======== GIVEN RECORDS ========

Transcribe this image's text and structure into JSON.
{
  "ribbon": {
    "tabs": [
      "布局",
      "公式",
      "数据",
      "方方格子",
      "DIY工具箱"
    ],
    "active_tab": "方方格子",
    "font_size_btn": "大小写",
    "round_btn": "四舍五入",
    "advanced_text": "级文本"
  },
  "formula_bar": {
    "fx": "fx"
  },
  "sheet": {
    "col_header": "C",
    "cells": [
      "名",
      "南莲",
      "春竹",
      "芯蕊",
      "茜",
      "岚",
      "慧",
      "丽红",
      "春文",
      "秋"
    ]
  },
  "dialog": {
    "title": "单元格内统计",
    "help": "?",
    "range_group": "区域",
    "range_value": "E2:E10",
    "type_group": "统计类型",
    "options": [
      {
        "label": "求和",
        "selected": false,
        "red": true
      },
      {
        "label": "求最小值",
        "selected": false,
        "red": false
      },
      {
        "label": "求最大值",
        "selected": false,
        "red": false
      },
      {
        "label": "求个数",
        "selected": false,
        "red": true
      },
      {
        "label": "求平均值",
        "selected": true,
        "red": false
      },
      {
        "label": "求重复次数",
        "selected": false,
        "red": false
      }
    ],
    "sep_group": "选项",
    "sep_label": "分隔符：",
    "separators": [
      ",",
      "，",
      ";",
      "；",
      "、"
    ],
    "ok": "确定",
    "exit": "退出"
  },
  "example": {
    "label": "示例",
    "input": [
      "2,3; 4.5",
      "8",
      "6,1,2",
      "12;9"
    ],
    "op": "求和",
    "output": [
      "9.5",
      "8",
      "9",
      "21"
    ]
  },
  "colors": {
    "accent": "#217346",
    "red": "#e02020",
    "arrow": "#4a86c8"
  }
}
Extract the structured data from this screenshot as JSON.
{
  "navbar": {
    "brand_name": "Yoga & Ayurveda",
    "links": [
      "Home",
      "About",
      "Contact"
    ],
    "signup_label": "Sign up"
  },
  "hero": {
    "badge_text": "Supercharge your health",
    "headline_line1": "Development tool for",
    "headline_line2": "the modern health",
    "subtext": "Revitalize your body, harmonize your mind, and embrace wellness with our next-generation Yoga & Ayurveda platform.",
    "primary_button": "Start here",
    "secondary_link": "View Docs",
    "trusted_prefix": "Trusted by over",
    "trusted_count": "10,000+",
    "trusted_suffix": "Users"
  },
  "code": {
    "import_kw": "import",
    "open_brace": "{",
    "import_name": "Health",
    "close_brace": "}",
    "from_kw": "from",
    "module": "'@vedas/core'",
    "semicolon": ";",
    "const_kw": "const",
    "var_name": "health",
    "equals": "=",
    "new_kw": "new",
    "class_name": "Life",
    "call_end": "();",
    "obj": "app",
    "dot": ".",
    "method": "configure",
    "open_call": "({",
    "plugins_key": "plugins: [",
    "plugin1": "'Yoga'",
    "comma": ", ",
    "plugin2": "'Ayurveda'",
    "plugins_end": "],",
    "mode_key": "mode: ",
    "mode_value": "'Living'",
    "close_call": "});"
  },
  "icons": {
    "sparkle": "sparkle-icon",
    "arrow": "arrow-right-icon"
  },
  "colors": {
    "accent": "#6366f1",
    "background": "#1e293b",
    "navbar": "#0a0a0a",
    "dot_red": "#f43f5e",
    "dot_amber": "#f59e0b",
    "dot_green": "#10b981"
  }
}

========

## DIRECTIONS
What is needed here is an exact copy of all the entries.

## RESULT FOR THIS TASK
Transcribe this image's text and structure into JSON.
{
  "ribbon": {
    "tabs": [
      "布局",
      "公式",
      "数据",
      "方方格子",
      "DIY工具箱"
    ],
    "active_tab": "方方格子",
    "font_size_btn": "大小写",
    "round_btn": "四舍五入",
    "advanced_text": "级文本"
  },
  "formula_bar": {
    "fx": "fx"
  },
  "sheet": {
    "col_header": "C",
    "cells": [
      "名",
      "南莲",
      "春竹",
      "芯蕊",
      "茜",
      "岚",
      "慧",
      "丽红",
      "春文",
      "秋"
    ]
  },
  "dialog": {
    "title": "单元格内统计",
    "help": "?",
    "range_group": "区域",
    "range_value": "E2:E10",
    "type_group": "统计类型",
    "options": [
      {
        "label": "求和",
        "selected": false,
        "red": true
      },
      {
        "label": "求最小值",
        "selected": false,
        "red": false
      },
      {
        "label": "求最大值",
        "selected": false,
        "red": false
      },
      {
        "label": "求个数",
        "selected": false,
        "red": true
      },
      {
        "label": "求平均值",
        "selected": true,
        "red": false
      },
      {
        "label": "求重复次数",
        "selected": false,
        "red": false
      }
    ],
    "sep_group": "选项",
    "sep_label": "分隔符：",
    "separators": [
      ",",
      "，",
      ";",
      "；",
      "、"
    ],
    "ok": "确定",
    "exit": "退出"
  },
  "example": {
    "label": "示例",
    "input": [
      "2,3; 4.5",
      "8",
      "6,1,2",
      "12;9"
    ],
    "op": "求和",
    "output": [
      "9.5",
      "8",
      "9",
      "21"
    ]
  },
  "colors": {
    "accent": "#217346",
    "red": "#e02020",
    "arrow": "#4a86c8"
  }
}
Extract the structured data from this screenshot as JSON.
{
  "navbar": {
    "brand_name": "Yoga & Ayurveda",
    "links": [
      "Home",
      "About",
      "Contact"
    ],
    "signup_label": "Sign up"
  },
  "hero": {
    "badge_text": "Supercharge your health",
    "headline_line1": "Development tool for",
    "headline_line2": "the modern health",
    "subtext": "Revitalize your body, harmonize your mind, and embrace wellness with our next-generation Yoga & Ayurveda platform.",
    "primary_button": "Start here",
    "secondary_link": "View Docs",
    "trusted_prefix": "Trusted by over",
    "trusted_count": "10,000+",
    "trusted_suffix": "Users"
  },
  "code": {
    "import_kw": "import",
    "open_brace": "{",
    "import_name": "Health",
    "close_brace": "}",
    "from_kw": "from",
    "module": "'@vedas/core'",
    "semicolon": ";",
    "const_kw": "const",
    "var_name": "health",
    "equals": "=",
    "new_kw": "new",
    "class_name": "Life",
    "call_end": "();",
    "obj": "app",
    "dot": ".",
    "method": "configure",
    "open_call": "({",
    "plugins_key": "plugins: [",
    "plugin1": "'Yoga'",
    "comma": ", ",
    "plugin2": "'Ayurveda'",
    "plugins_end": "],",
    "mode_key": "mode: ",
    "mode_value": "'Living'",
    "close_call": "});"
  },
  "icons": {
    "sparkle": "sparkle-icon",
    "arrow": "arrow-right-icon"
  },
  "colors": {
    "accent": "#6366f1",
    "background": "#1e293b",
    "navbar": "#0a0a0a",
    "dot_red": "#f43f5e",
    "dot_amber": "#f59e0b",
    "dot_green": "#10b981"
  }
}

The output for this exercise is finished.